The general term* of copyright protection in Canada is changing from the life of the creator plus 50 years to the life of the creator plus 70 years, effective December 30, 2022. This term extension was agreed to in the Canada-United States-Mexico Agreement trade treaty. The new term matches the general copyright term in the United States and a number of other countries around the world. When copyright in a work expires, that work enters the public domain, meaning it is no longer protected and there are no longer any restrictions on its use. (For more information about the types of works that are protected by copyright, see this FAQ.)
This change will create two rules for determining whether most works are protected by copyright or are in the public domain in Canada:
- If the creator died in 1971 or earlier, copyright has expired and their works are now in the public domain.

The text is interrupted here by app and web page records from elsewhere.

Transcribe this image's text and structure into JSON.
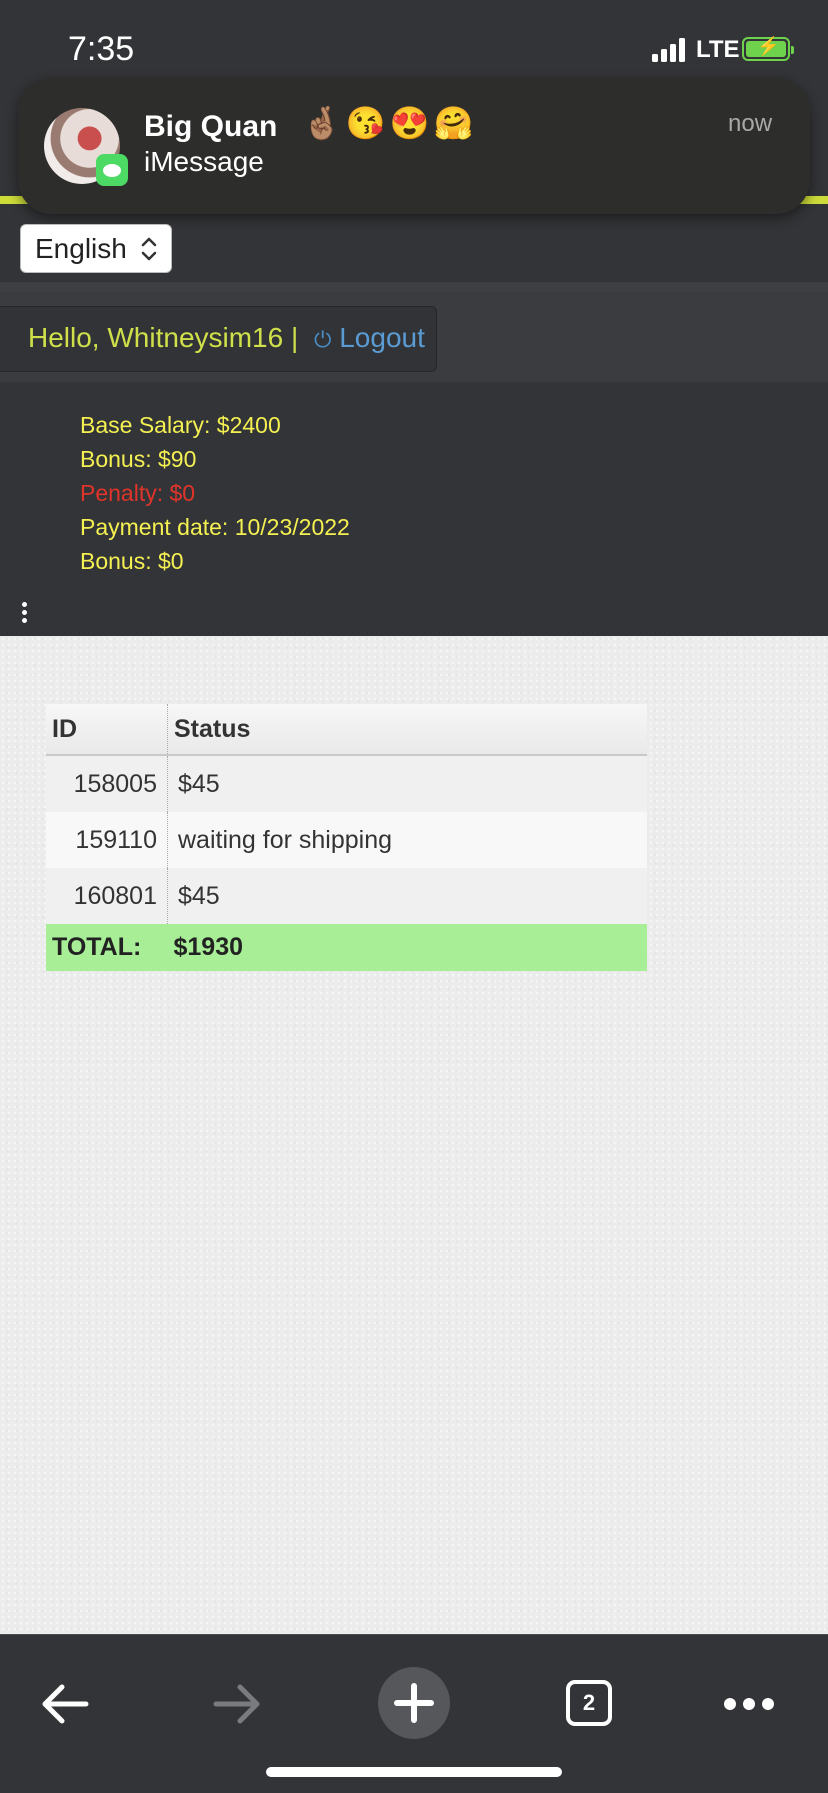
{
  "status_bar": {
    "time": "7:35",
    "network": "LTE"
  },
  "notification": {
    "sender": "Big Quan",
    "emojis": "🤞🏽😘😍🤗",
    "app": "iMessage",
    "time": "now"
  },
  "language": {
    "selected": "English"
  },
  "greeting": {
    "hello": "Hello, Whitneysim16 |",
    "logout": "Logout"
  },
  "salary": {
    "base": "Base Salary: $2400",
    "bonus1": "Bonus: $90",
    "penalty": "Penalty: $0",
    "payment_date": "Payment date: 10/23/2022",
    "bonus2": "Bonus: $0"
  },
  "table": {
    "headers": {
      "id": "ID",
      "status": "Status"
    },
    "rows": [
      {
        "id": "158005",
        "status": "$45"
      },
      {
        "id": "159110",
        "status": "waiting for shipping"
      },
      {
        "id": "160801",
        "status": "$45"
      }
    ],
    "total_label": "TOTAL:",
    "total_value": "$1930"
  },
  "toolbar": {
    "tab_count": "2"
  },
  "colors": {
    "header_bg": "#333437",
    "accent": "#cddc39",
    "greeting_text": "#cfe04a",
    "salary_text": "#f4f052",
    "penalty_text": "#e0342a",
    "total_row": "#a8ee96"
  }
}
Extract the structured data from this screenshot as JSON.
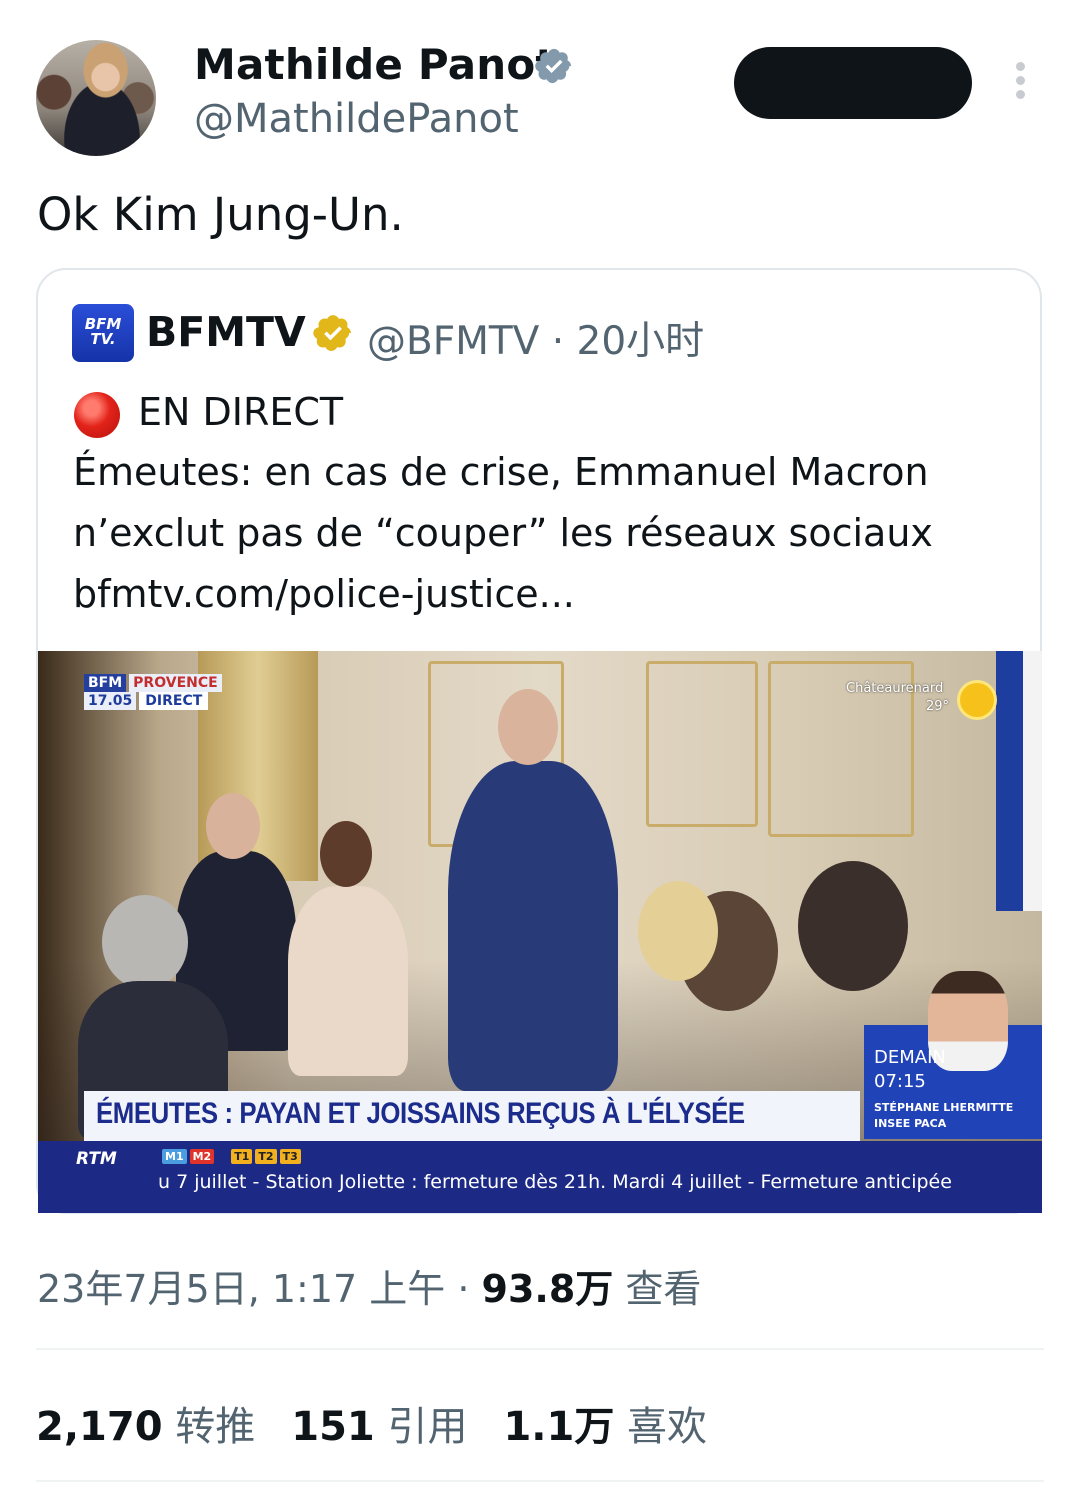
{
  "author": {
    "name": "Mathilde Panot",
    "handle": "@MathildePanot"
  },
  "tweet": {
    "text": "Ok Kim Jung-Un."
  },
  "quote": {
    "logo_text_1": "BFM",
    "logo_text_2": "TV.",
    "name": "BFMTV",
    "handle_time": "@BFMTV · 20小时",
    "live_label": "EN DIRECT",
    "line1": "Émeutes: en cas de crise, Emmanuel Macron",
    "line2": "n’exclut pas de “couper” les réseaux sociaux",
    "link": "bfmtv.com/police-justice...",
    "media": {
      "channel": "BFM",
      "region": "PROVENCE",
      "time": "17.05",
      "direct": "DIRECT",
      "weather_city": "Châteaurenard",
      "weather_temp": "29°",
      "headline": "ÉMEUTES : PAYAN ET JOISSAINS REÇUS À L'ÉLYSÉE",
      "demain": "DEMAIN",
      "demain_time": "07:15",
      "guest_name": "STÉPHANE LHERMITTE",
      "guest_org": "INSEE PACA",
      "ticker_brand": "RTM",
      "metro_lines": [
        "M1",
        "M2",
        "T1",
        "T2",
        "T3"
      ],
      "ticker": "u 7 juillet - Station Joliette : fermeture dès 21h.     Mardi 4 juillet - Fermeture anticipée"
    }
  },
  "meta": {
    "datetime": "23年7月5日, 1:17 上午 · ",
    "views_count": "93.8万",
    "views_label": " 查看"
  },
  "stats": {
    "retweets_count": "2,170",
    "retweets_label": " 转推",
    "quotes_count": "151",
    "quotes_label": " 引用",
    "likes_count": "1.1万",
    "likes_label": " 喜欢"
  },
  "colors": {
    "verified_blue": "#829aab",
    "verified_gold": "#e2b719",
    "muted": "#536471",
    "bfm_blue": "#1d3c9b"
  }
}
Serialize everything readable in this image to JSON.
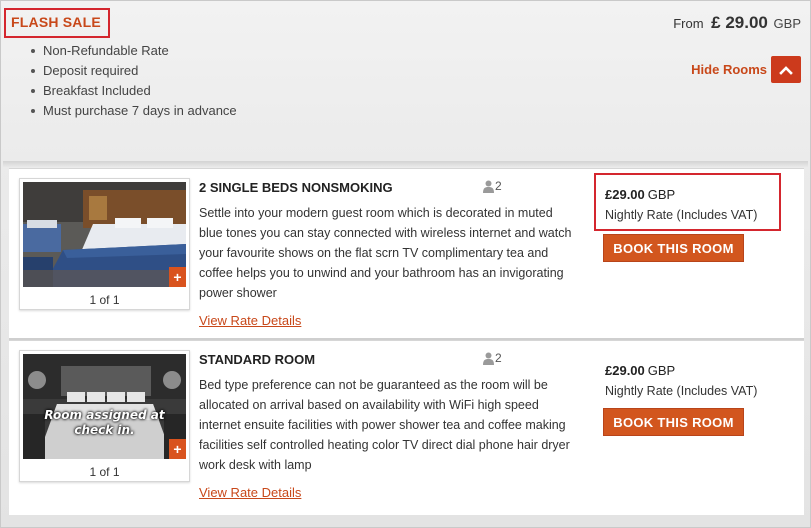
{
  "rate_header": {
    "title": "FLASH SALE",
    "features": [
      "Non-Refundable Rate",
      "Deposit required",
      "Breakfast Included",
      "Must purchase 7 days in advance"
    ],
    "from_label": "From",
    "from_amount": "£ 29.00",
    "from_currency": "GBP",
    "hide_rooms_label": "Hide Rooms",
    "hide_rooms_icon": "chevron-up-icon"
  },
  "rooms": [
    {
      "name": "2 SINGLE BEDS NONSMOKING",
      "occupancy": "2",
      "description": "Settle into your modern guest room which is decorated in muted blue tones you can stay connected with wireless internet and watch your favourite shows on the flat scrn TV complimentary tea and coffee helps you to unwind and your bathroom has an invigorating power shower",
      "photo_count": "1 of 1",
      "photo_caption": "",
      "photo_plus": "+",
      "rate_link": "View Rate Details",
      "price": "£29.00",
      "currency": "GBP",
      "price_note": "Nightly Rate (Includes VAT)",
      "book_label": "BOOK THIS ROOM"
    },
    {
      "name": "STANDARD ROOM",
      "occupancy": "2",
      "description": "Bed type preference can not be guaranteed as the room will be allocated on arrival based on availability with WiFi high speed internet ensuite facilities with power shower tea and coffee making facilities self controlled heating color TV direct dial phone hair dryer work desk with lamp",
      "photo_count": "1 of 1",
      "photo_caption": "Room assigned at check in.",
      "photo_plus": "+",
      "rate_link": "View Rate Details",
      "price": "£29.00",
      "currency": "GBP",
      "price_note": "Nightly Rate (Includes VAT)",
      "book_label": "BOOK THIS ROOM"
    }
  ],
  "colors": {
    "accent_orange": "#d2561e",
    "link_orange": "#c8481a",
    "highlight_red": "#d4262e"
  }
}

- If the creator died in 1972 or later, their works are protected for their life plus 70 years.
This change means that very few works will enter the public domain in Canada in the next twenty years (2023-2042). Read this blog post for a deeper dive on the consequences of this change.
*Note: some specific types of works have different terms of copyright protection, such as anonymous/pseudonymous works and government works protected by Crown copyright. See sections 6 through 12 in the Copyright Act for details.